A cable cutting out in the middle of band practice is a highly frustrating and commonplace occurrence. A workplace hazard, even. Fortunately for the unfortunate masses who have experienced this personal tragedy, they get to enjoy a pleasure surpassed by almost none other. You will receive the pleasure of digging through a bin full of miscellaneous wires and cables hoping to find a replacement within a graveyard of other cables that have crapped out long ago, having to test and retest cables before taking the one that works and putting the broken ones back in the box.
Some may call this ridiculous. We call this a tradition. Some say to just throw the broken cables away. But we will not throw away our shared experience. This as a right of passage. Here are a few tips for how to keep this noble, long-standing tradition alive.
NEVER TRASH A CABLE
If you pull a cable out of the pile, plug it in and see that it does not work; DO NOT THROW IT IN THE TRASH. Instead, nonchalantly toss it back on the top of the cable pile so that you or another bandmate can stumble across it in the future, ensuring a never ending cycle of tension at band practice.

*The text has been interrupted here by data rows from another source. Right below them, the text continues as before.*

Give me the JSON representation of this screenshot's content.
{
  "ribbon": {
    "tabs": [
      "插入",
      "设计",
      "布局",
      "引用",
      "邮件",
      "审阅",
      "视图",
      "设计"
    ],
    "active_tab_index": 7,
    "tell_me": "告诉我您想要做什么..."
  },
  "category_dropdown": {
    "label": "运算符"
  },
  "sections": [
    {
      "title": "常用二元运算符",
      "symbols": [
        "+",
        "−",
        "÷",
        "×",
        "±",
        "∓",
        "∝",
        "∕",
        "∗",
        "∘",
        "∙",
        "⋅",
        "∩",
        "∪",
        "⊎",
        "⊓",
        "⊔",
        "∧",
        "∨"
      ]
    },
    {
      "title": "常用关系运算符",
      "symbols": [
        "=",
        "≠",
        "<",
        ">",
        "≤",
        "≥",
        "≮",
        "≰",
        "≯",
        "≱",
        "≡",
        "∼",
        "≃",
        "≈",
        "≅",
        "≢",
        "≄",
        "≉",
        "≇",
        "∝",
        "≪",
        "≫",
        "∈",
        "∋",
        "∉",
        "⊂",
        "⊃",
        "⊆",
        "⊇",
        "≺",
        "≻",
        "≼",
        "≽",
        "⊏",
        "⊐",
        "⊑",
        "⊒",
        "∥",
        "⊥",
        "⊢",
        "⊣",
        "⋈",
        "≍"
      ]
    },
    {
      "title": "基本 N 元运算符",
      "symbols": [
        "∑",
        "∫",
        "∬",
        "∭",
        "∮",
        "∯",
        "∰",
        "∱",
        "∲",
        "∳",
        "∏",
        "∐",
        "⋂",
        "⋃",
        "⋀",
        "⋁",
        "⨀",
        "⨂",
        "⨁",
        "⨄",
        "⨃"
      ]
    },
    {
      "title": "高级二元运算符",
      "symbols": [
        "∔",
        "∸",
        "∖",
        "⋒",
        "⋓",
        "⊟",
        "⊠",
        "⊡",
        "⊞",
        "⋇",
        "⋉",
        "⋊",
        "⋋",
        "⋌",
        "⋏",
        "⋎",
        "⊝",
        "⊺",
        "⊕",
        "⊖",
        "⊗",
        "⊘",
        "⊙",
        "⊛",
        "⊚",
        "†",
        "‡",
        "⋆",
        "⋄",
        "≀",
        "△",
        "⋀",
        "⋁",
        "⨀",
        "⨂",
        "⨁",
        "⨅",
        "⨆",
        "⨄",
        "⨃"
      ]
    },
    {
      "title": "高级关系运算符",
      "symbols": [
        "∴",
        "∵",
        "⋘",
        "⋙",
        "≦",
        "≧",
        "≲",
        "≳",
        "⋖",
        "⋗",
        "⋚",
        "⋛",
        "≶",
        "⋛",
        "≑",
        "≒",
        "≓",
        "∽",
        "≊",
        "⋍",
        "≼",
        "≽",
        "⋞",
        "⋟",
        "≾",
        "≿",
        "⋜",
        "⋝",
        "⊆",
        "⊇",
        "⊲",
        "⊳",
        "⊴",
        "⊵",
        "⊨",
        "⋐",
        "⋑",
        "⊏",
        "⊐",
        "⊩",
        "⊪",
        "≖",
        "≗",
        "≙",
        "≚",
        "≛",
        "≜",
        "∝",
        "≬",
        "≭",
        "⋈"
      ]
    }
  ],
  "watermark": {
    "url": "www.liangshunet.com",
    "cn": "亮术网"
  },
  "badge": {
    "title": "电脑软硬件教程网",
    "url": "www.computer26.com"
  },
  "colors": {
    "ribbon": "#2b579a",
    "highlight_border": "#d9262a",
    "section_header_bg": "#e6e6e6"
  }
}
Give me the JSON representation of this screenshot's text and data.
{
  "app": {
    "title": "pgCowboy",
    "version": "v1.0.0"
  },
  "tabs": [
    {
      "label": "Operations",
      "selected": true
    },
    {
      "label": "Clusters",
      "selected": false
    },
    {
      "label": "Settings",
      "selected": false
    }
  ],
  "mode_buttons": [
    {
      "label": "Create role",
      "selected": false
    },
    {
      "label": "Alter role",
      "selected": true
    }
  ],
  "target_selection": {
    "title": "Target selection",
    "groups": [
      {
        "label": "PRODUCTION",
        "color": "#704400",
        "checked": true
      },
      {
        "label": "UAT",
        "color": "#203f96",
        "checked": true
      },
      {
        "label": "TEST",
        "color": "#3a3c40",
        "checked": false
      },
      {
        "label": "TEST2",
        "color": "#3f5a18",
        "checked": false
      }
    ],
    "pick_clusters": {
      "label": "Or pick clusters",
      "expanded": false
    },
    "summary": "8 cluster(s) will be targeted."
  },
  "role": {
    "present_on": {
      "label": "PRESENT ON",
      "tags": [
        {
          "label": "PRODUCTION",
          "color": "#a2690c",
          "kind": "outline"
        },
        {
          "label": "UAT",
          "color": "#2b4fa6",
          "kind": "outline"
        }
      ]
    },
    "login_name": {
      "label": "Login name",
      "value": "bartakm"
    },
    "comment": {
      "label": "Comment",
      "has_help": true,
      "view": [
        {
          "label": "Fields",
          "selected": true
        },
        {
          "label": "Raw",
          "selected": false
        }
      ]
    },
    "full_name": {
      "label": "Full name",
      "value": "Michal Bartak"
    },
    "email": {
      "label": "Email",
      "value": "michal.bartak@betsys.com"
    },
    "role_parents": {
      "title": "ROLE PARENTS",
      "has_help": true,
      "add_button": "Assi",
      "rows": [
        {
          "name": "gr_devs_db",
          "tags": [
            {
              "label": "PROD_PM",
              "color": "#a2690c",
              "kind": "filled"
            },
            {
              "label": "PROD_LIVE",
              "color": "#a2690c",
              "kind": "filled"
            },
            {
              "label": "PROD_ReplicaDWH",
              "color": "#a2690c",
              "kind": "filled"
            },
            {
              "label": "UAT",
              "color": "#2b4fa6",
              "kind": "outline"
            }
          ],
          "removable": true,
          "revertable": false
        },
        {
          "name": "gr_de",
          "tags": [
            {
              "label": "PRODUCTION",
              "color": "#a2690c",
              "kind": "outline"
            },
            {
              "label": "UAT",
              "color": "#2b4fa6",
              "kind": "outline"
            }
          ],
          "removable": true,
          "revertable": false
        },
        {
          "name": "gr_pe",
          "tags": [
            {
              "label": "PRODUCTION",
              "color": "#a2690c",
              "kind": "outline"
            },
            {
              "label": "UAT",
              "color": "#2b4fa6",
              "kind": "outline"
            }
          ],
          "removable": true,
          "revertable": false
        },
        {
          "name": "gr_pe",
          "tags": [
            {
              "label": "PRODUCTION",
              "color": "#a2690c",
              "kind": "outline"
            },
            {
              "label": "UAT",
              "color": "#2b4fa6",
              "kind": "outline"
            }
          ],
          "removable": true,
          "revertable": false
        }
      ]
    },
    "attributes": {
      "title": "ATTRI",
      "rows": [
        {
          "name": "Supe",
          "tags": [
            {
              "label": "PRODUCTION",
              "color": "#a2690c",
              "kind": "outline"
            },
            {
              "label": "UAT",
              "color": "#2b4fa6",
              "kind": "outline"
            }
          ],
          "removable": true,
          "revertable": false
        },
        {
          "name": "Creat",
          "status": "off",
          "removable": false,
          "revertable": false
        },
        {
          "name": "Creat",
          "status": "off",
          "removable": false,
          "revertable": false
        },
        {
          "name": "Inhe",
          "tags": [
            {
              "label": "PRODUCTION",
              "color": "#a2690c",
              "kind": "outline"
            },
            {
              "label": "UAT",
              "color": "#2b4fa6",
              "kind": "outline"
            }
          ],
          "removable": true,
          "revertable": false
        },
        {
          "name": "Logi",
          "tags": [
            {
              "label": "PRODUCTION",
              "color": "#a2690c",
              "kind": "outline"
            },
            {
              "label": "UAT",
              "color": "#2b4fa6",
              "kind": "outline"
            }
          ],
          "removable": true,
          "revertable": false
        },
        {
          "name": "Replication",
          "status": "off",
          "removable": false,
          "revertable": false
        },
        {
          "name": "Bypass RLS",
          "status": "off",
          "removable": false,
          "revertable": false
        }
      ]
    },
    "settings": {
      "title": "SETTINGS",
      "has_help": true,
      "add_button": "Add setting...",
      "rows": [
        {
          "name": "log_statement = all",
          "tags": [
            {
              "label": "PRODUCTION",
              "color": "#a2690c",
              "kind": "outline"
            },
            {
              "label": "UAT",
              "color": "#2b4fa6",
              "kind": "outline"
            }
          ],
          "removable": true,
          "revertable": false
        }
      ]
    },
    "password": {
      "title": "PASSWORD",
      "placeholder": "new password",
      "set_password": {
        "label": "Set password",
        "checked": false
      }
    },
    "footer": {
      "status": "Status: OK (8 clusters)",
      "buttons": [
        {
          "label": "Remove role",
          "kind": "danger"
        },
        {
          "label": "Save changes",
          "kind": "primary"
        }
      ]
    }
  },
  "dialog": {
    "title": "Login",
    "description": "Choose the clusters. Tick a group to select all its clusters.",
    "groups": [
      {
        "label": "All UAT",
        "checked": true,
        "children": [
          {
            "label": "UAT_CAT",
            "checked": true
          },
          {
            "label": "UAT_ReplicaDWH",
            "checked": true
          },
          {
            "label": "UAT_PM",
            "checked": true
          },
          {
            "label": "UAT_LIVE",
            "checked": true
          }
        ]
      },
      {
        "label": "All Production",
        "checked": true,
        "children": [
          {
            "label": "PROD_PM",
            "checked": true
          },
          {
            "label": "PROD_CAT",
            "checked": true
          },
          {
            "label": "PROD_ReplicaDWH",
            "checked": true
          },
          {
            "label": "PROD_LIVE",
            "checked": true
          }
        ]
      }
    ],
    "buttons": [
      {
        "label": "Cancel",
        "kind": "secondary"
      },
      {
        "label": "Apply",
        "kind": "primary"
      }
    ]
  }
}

DO NOT POINT OUT WHICH CABLES ARE BAD
It’s important to not leave any clues as to which cables are good and which are not. Wasting studio time and money is crucial for testing the limits of any band. Nothing says determination like powering through a song after the mic cuts out during the chorus.
DENY! DENY! DENY!
Never, and I mean NEVER accept that one of your cables is trash. You never know when it might start working again. It could be days, months, or even years of failed attempts and suggestions from other bandmates that you just toss it. Hold your ground and don’t ever give up. Same deal with that one song you wrote about how big your dick is that you keep pitching to the band. Die on that hill too.